**Required action**
Every record needs to be repeated exactly; its pictures do not.

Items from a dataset
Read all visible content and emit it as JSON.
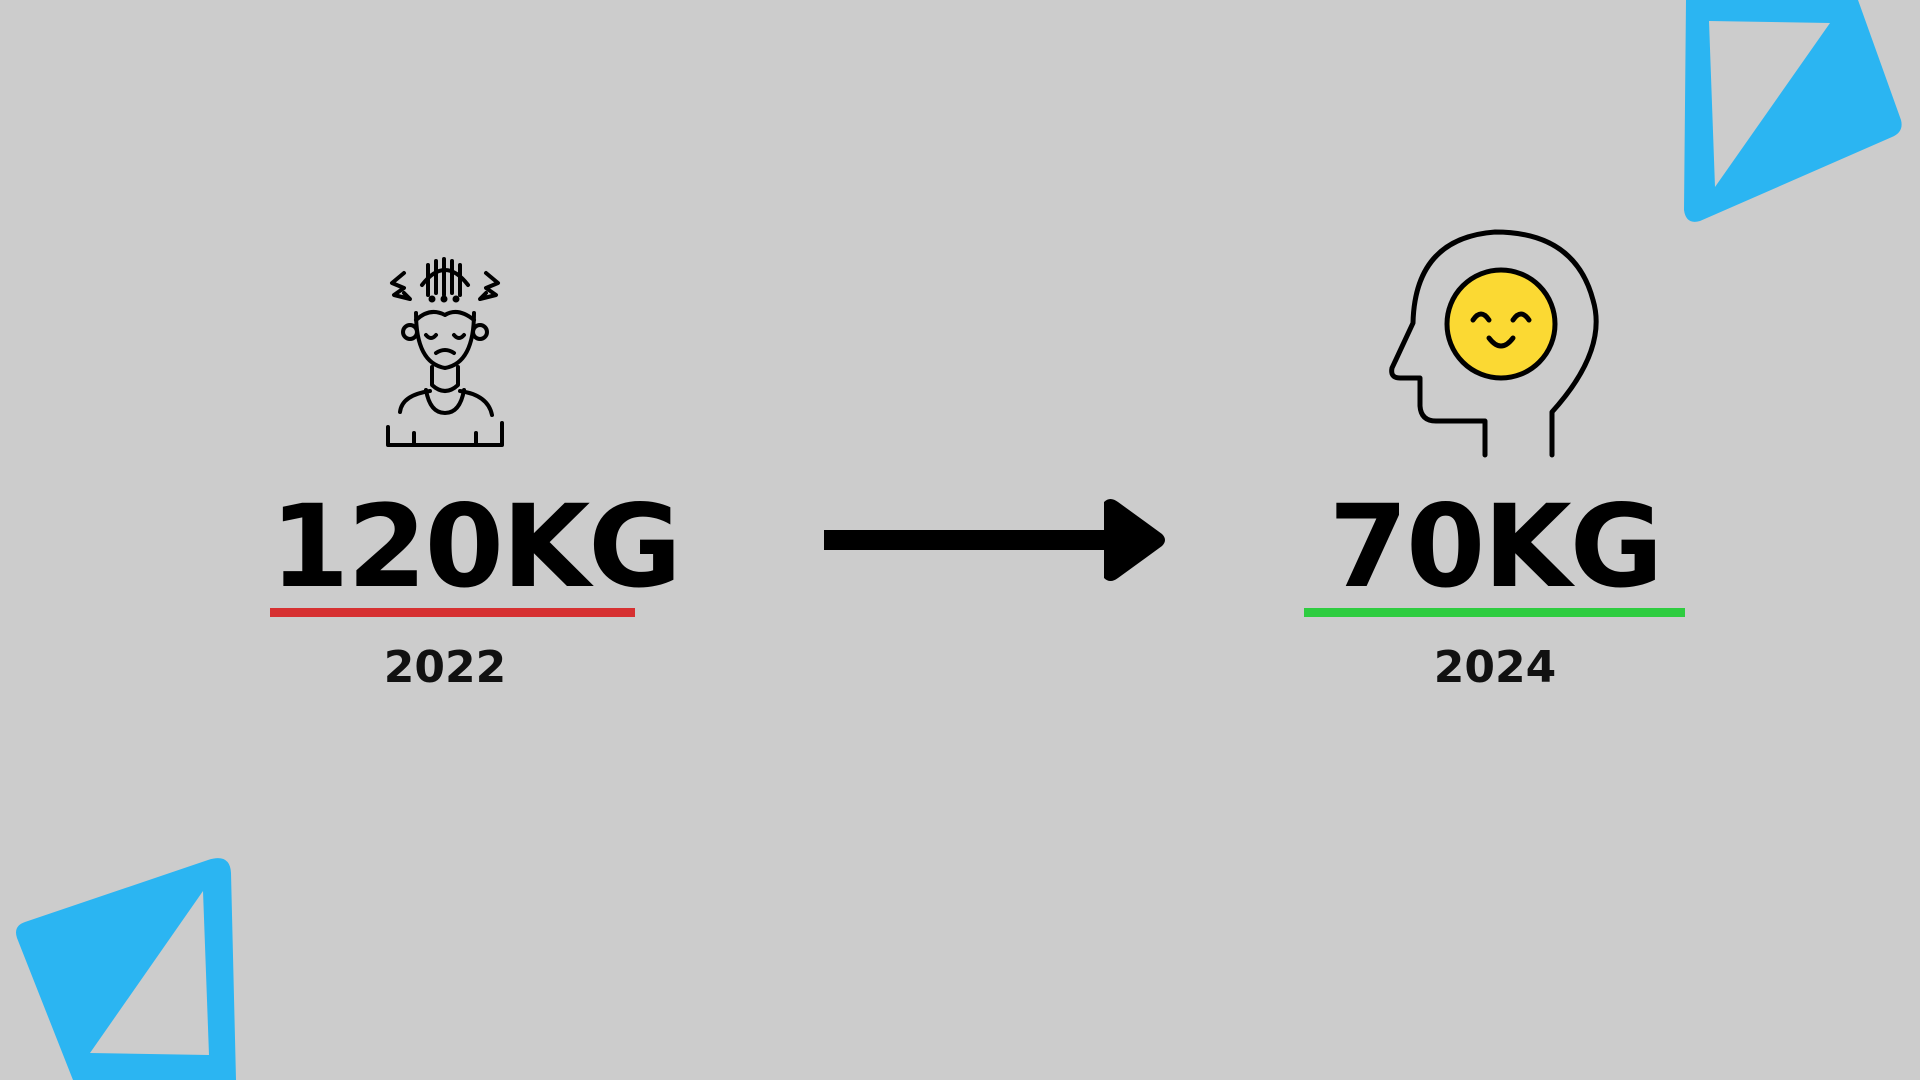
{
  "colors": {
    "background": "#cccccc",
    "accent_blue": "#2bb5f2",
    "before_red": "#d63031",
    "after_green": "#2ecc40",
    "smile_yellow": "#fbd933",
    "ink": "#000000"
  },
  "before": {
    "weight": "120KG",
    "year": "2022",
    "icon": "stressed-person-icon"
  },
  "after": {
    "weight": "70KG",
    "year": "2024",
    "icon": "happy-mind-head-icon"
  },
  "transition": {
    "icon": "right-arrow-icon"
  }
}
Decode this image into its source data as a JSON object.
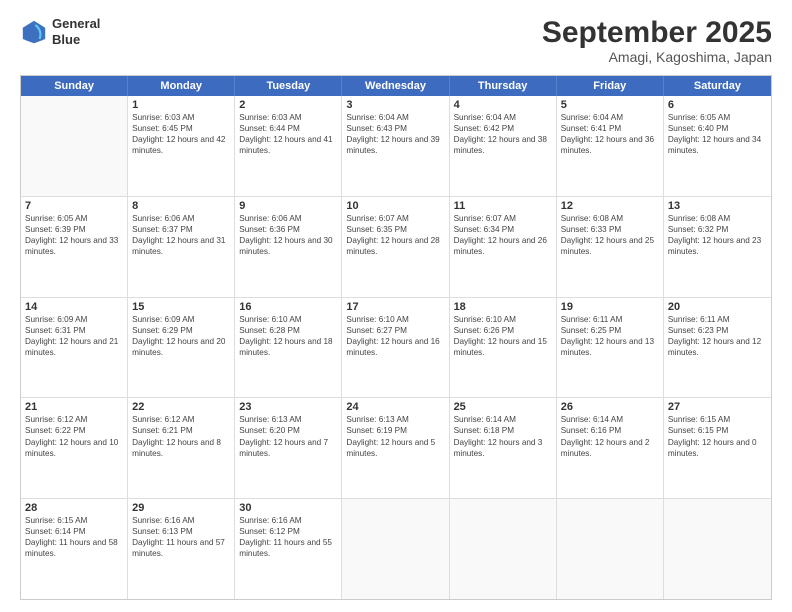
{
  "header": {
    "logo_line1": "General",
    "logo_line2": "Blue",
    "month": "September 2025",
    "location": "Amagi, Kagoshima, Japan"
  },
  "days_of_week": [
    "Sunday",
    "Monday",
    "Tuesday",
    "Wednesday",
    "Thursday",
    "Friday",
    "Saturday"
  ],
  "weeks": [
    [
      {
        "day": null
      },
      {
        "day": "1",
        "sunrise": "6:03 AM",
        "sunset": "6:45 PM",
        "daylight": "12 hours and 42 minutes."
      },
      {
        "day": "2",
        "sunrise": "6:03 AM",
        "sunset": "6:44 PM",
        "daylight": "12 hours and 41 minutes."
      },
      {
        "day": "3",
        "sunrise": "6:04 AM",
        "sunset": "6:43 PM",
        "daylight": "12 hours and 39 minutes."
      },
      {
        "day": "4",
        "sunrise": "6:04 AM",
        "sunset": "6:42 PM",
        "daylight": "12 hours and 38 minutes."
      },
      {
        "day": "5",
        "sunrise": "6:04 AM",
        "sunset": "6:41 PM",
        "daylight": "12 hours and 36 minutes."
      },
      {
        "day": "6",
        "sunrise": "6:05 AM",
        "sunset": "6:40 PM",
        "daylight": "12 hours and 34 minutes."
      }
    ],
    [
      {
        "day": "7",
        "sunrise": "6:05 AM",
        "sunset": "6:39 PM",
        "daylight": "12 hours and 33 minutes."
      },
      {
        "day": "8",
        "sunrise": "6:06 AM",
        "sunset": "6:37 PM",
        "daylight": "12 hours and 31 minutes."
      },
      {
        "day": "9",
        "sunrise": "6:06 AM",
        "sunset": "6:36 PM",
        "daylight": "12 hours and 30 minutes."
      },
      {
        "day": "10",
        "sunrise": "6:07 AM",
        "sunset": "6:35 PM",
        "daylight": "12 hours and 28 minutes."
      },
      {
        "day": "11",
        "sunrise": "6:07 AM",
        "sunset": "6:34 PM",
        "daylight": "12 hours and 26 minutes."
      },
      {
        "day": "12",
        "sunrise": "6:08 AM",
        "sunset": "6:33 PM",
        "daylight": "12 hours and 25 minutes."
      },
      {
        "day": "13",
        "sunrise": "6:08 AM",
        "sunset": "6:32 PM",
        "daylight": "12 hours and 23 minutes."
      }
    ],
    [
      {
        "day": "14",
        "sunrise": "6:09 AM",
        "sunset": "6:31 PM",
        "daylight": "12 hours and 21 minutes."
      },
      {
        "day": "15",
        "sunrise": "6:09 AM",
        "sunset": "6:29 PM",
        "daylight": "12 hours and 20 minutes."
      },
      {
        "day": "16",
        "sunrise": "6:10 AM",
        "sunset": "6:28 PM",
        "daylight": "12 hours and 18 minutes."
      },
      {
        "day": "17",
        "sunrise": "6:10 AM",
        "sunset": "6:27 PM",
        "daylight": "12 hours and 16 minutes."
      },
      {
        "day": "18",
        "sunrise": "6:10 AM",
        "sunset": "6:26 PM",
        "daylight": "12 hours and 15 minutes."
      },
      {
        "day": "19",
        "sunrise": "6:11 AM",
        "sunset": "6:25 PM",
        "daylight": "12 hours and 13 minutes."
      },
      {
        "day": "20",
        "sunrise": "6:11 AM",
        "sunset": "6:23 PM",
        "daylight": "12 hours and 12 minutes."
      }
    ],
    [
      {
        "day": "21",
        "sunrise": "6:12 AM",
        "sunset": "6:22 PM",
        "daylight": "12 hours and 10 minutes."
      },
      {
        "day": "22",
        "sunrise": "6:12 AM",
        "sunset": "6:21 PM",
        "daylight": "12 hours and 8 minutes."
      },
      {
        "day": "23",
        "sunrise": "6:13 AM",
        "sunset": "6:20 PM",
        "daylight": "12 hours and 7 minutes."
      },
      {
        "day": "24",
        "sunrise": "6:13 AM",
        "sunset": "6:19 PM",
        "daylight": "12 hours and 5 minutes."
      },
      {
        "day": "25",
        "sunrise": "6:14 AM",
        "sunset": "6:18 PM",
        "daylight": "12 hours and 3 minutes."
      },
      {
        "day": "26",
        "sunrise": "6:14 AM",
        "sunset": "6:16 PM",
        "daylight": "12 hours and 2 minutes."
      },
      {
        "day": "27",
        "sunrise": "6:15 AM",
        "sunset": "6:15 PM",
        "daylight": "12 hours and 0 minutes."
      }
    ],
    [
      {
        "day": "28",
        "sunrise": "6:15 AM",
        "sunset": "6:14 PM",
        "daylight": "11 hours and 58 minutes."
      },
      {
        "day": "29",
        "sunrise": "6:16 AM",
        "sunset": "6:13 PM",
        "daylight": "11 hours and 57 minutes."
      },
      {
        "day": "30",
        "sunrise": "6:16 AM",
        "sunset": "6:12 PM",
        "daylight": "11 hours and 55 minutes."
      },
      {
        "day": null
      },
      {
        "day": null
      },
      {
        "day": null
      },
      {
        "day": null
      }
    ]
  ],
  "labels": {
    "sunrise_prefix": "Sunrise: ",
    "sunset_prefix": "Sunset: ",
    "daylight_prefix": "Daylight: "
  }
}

**Written solution**
Read all visible content and emit it as JSON.
{
  "colors": {
    "background": "#cccccc",
    "accent_blue": "#2bb5f2",
    "before_red": "#d63031",
    "after_green": "#2ecc40",
    "smile_yellow": "#fbd933",
    "ink": "#000000"
  },
  "before": {
    "weight": "120KG",
    "year": "2022",
    "icon": "stressed-person-icon"
  },
  "after": {
    "weight": "70KG",
    "year": "2024",
    "icon": "happy-mind-head-icon"
  },
  "transition": {
    "icon": "right-arrow-icon"
  }
}
Decode this image into its source data as a JSON object.
{
  "header": {
    "logo_line1": "General",
    "logo_line2": "Blue",
    "month": "September 2025",
    "location": "Amagi, Kagoshima, Japan"
  },
  "days_of_week": [
    "Sunday",
    "Monday",
    "Tuesday",
    "Wednesday",
    "Thursday",
    "Friday",
    "Saturday"
  ],
  "weeks": [
    [
      {
        "day": null
      },
      {
        "day": "1",
        "sunrise": "6:03 AM",
        "sunset": "6:45 PM",
        "daylight": "12 hours and 42 minutes."
      },
      {
        "day": "2",
        "sunrise": "6:03 AM",
        "sunset": "6:44 PM",
        "daylight": "12 hours and 41 minutes."
      },
      {
        "day": "3",
        "sunrise": "6:04 AM",
        "sunset": "6:43 PM",
        "daylight": "12 hours and 39 minutes."
      },
      {
        "day": "4",
        "sunrise": "6:04 AM",
        "sunset": "6:42 PM",
        "daylight": "12 hours and 38 minutes."
      },
      {
        "day": "5",
        "sunrise": "6:04 AM",
        "sunset": "6:41 PM",
        "daylight": "12 hours and 36 minutes."
      },
      {
        "day": "6",
        "sunrise": "6:05 AM",
        "sunset": "6:40 PM",
        "daylight": "12 hours and 34 minutes."
      }
    ],
    [
      {
        "day": "7",
        "sunrise": "6:05 AM",
        "sunset": "6:39 PM",
        "daylight": "12 hours and 33 minutes."
      },
      {
        "day": "8",
        "sunrise": "6:06 AM",
        "sunset": "6:37 PM",
        "daylight": "12 hours and 31 minutes."
      },
      {
        "day": "9",
        "sunrise": "6:06 AM",
        "sunset": "6:36 PM",
        "daylight": "12 hours and 30 minutes."
      },
      {
        "day": "10",
        "sunrise": "6:07 AM",
        "sunset": "6:35 PM",
        "daylight": "12 hours and 28 minutes."
      },
      {
        "day": "11",
        "sunrise": "6:07 AM",
        "sunset": "6:34 PM",
        "daylight": "12 hours and 26 minutes."
      },
      {
        "day": "12",
        "sunrise": "6:08 AM",
        "sunset": "6:33 PM",
        "daylight": "12 hours and 25 minutes."
      },
      {
        "day": "13",
        "sunrise": "6:08 AM",
        "sunset": "6:32 PM",
        "daylight": "12 hours and 23 minutes."
      }
    ],
    [
      {
        "day": "14",
        "sunrise": "6:09 AM",
        "sunset": "6:31 PM",
        "daylight": "12 hours and 21 minutes."
      },
      {
        "day": "15",
        "sunrise": "6:09 AM",
        "sunset": "6:29 PM",
        "daylight": "12 hours and 20 minutes."
      },
      {
        "day": "16",
        "sunrise": "6:10 AM",
        "sunset": "6:28 PM",
        "daylight": "12 hours and 18 minutes."
      },
      {
        "day": "17",
        "sunrise": "6:10 AM",
        "sunset": "6:27 PM",
        "daylight": "12 hours and 16 minutes."
      },
      {
        "day": "18",
        "sunrise": "6:10 AM",
        "sunset": "6:26 PM",
        "daylight": "12 hours and 15 minutes."
      },
      {
        "day": "19",
        "sunrise": "6:11 AM",
        "sunset": "6:25 PM",
        "daylight": "12 hours and 13 minutes."
      },
      {
        "day": "20",
        "sunrise": "6:11 AM",
        "sunset": "6:23 PM",
        "daylight": "12 hours and 12 minutes."
      }
    ],
    [
      {
        "day": "21",
        "sunrise": "6:12 AM",
        "sunset": "6:22 PM",
        "daylight": "12 hours and 10 minutes."
      },
      {
        "day": "22",
        "sunrise": "6:12 AM",
        "sunset": "6:21 PM",
        "daylight": "12 hours and 8 minutes."
      },
      {
        "day": "23",
        "sunrise": "6:13 AM",
        "sunset": "6:20 PM",
        "daylight": "12 hours and 7 minutes."
      },
      {
        "day": "24",
        "sunrise": "6:13 AM",
        "sunset": "6:19 PM",
        "daylight": "12 hours and 5 minutes."
      },
      {
        "day": "25",
        "sunrise": "6:14 AM",
        "sunset": "6:18 PM",
        "daylight": "12 hours and 3 minutes."
      },
      {
        "day": "26",
        "sunrise": "6:14 AM",
        "sunset": "6:16 PM",
        "daylight": "12 hours and 2 minutes."
      },
      {
        "day": "27",
        "sunrise": "6:15 AM",
        "sunset": "6:15 PM",
        "daylight": "12 hours and 0 minutes."
      }
    ],
    [
      {
        "day": "28",
        "sunrise": "6:15 AM",
        "sunset": "6:14 PM",
        "daylight": "11 hours and 58 minutes."
      },
      {
        "day": "29",
        "sunrise": "6:16 AM",
        "sunset": "6:13 PM",
        "daylight": "11 hours and 57 minutes."
      },
      {
        "day": "30",
        "sunrise": "6:16 AM",
        "sunset": "6:12 PM",
        "daylight": "11 hours and 55 minutes."
      },
      {
        "day": null
      },
      {
        "day": null
      },
      {
        "day": null
      },
      {
        "day": null
      }
    ]
  ],
  "labels": {
    "sunrise_prefix": "Sunrise: ",
    "sunset_prefix": "Sunset: ",
    "daylight_prefix": "Daylight: "
  }
}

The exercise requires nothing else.